— Directions —
Every line holding the string "this" is to be copied from the entries below.

App and web page records:
>>>>

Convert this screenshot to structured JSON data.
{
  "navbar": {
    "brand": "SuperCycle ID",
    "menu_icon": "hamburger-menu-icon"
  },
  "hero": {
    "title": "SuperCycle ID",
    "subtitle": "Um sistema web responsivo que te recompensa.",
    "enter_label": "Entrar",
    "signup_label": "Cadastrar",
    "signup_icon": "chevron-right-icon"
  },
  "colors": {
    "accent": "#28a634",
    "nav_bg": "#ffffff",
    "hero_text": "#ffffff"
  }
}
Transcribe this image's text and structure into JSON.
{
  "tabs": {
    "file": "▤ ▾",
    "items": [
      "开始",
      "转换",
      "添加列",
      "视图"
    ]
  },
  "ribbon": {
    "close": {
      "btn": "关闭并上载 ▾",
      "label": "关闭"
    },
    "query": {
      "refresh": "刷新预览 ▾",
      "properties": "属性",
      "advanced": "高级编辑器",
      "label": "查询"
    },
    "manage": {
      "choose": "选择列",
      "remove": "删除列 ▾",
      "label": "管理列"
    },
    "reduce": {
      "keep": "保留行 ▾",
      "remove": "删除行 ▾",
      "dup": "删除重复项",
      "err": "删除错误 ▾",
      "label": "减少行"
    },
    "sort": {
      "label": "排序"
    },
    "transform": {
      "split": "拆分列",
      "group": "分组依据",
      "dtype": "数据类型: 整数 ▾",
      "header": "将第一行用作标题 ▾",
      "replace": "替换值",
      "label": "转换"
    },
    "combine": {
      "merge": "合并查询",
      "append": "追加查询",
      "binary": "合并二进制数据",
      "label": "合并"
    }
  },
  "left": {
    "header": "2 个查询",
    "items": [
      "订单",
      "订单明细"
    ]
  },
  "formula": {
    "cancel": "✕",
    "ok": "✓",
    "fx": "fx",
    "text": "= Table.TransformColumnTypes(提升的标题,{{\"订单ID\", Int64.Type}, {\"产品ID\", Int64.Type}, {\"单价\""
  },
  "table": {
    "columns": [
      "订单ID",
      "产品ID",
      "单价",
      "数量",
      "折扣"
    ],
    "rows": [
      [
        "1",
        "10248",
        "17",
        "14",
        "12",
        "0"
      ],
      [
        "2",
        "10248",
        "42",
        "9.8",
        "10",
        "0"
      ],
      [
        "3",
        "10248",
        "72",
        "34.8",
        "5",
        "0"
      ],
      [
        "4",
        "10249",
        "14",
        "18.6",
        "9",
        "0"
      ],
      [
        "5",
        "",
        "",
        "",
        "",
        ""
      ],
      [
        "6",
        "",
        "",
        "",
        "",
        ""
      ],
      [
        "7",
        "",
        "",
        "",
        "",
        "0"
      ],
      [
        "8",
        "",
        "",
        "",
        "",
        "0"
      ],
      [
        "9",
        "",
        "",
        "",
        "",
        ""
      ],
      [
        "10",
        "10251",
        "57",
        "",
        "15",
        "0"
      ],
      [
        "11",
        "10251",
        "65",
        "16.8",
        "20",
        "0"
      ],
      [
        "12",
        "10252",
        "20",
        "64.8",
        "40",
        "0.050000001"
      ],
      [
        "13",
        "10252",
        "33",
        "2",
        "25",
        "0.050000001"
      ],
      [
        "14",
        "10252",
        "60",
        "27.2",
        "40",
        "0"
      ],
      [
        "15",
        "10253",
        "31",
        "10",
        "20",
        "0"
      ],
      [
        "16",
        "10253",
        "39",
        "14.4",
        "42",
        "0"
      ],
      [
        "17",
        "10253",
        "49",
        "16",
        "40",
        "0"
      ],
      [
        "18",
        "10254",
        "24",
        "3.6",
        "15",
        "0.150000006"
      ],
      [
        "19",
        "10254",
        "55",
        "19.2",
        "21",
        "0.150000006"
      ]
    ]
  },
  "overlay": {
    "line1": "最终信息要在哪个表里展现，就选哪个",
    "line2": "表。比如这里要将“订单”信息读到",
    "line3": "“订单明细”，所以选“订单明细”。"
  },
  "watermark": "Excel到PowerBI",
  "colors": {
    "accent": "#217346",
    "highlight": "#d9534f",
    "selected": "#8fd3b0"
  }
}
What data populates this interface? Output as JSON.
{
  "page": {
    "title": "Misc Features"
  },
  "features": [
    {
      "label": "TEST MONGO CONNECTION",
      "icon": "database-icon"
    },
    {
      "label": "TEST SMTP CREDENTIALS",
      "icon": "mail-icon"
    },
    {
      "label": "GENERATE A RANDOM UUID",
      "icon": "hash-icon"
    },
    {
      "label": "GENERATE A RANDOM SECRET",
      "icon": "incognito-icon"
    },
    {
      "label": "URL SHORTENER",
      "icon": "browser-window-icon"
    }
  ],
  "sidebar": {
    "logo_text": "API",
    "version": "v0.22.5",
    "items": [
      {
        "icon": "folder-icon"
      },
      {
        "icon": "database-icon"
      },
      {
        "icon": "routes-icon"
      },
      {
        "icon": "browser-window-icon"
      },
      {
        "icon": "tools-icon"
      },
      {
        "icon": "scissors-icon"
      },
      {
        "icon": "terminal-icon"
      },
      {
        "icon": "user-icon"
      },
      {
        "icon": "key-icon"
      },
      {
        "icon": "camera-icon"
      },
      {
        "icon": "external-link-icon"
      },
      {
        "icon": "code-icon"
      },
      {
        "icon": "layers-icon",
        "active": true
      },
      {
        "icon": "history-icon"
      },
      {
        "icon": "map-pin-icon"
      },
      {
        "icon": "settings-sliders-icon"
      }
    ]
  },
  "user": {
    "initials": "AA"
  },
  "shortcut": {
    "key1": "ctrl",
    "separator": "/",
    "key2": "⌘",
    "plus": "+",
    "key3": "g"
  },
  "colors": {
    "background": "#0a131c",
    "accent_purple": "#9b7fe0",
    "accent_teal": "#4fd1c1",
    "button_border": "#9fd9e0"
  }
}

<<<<

— Solution to the problem —
Convert this screenshot to structured JSON data.
Transcribe this image's text and structure into JSON.
What data populates this interface? Output as JSON.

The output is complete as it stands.